- **Work required**:
Filter the records below and copy every line containing the word "with".

(Data records)

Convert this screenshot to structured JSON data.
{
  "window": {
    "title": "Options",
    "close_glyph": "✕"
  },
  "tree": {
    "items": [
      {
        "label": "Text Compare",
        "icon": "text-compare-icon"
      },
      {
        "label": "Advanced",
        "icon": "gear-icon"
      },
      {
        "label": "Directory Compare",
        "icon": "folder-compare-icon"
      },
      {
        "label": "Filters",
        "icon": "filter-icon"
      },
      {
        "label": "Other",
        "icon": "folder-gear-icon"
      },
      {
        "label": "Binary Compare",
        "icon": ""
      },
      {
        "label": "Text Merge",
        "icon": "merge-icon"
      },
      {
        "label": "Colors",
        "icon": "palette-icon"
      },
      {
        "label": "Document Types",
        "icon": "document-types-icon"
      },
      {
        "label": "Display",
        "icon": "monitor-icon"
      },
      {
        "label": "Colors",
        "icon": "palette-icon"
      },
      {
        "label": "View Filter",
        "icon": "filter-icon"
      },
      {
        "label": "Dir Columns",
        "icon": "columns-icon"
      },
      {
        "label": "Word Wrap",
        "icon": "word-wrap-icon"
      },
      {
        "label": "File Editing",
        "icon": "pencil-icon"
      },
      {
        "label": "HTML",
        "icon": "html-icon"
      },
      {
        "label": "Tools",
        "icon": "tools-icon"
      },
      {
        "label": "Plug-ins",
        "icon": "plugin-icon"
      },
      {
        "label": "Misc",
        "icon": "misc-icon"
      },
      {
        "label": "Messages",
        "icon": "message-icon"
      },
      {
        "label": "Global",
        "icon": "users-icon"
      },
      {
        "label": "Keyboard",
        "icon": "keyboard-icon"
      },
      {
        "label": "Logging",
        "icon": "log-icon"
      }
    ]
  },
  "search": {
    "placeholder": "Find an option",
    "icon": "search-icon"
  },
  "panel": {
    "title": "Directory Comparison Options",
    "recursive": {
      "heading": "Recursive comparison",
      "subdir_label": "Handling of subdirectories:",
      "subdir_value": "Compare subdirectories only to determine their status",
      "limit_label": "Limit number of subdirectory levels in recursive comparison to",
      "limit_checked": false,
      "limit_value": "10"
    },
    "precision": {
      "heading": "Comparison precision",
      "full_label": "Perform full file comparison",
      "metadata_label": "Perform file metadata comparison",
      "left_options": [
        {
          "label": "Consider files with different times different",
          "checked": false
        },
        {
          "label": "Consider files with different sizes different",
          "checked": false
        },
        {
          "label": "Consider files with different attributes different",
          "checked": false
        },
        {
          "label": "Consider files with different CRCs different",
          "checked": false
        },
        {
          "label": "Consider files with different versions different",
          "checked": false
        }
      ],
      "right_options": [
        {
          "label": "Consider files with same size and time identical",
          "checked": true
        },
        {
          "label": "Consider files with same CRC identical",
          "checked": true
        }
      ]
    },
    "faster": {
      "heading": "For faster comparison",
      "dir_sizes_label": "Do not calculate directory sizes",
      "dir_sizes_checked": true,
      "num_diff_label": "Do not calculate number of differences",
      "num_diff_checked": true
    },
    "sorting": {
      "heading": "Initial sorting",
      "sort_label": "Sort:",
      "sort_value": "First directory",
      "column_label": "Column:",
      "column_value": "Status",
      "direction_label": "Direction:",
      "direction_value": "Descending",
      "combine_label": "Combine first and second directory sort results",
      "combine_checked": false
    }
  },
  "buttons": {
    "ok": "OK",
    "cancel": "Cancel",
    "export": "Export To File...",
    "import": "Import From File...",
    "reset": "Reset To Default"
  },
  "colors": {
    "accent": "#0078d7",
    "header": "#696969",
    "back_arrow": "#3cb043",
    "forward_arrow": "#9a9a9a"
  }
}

- **Written solution**:
          "label": "Consider files with different times different",
          "label": "Consider files with different sizes different",
          "label": "Consider files with different attributes different",
          "label": "Consider files with different CRCs different",
          "label": "Consider files with different versions different",
          "label": "Consider files with same size and time identical",
          "label": "Consider files with same CRC identical",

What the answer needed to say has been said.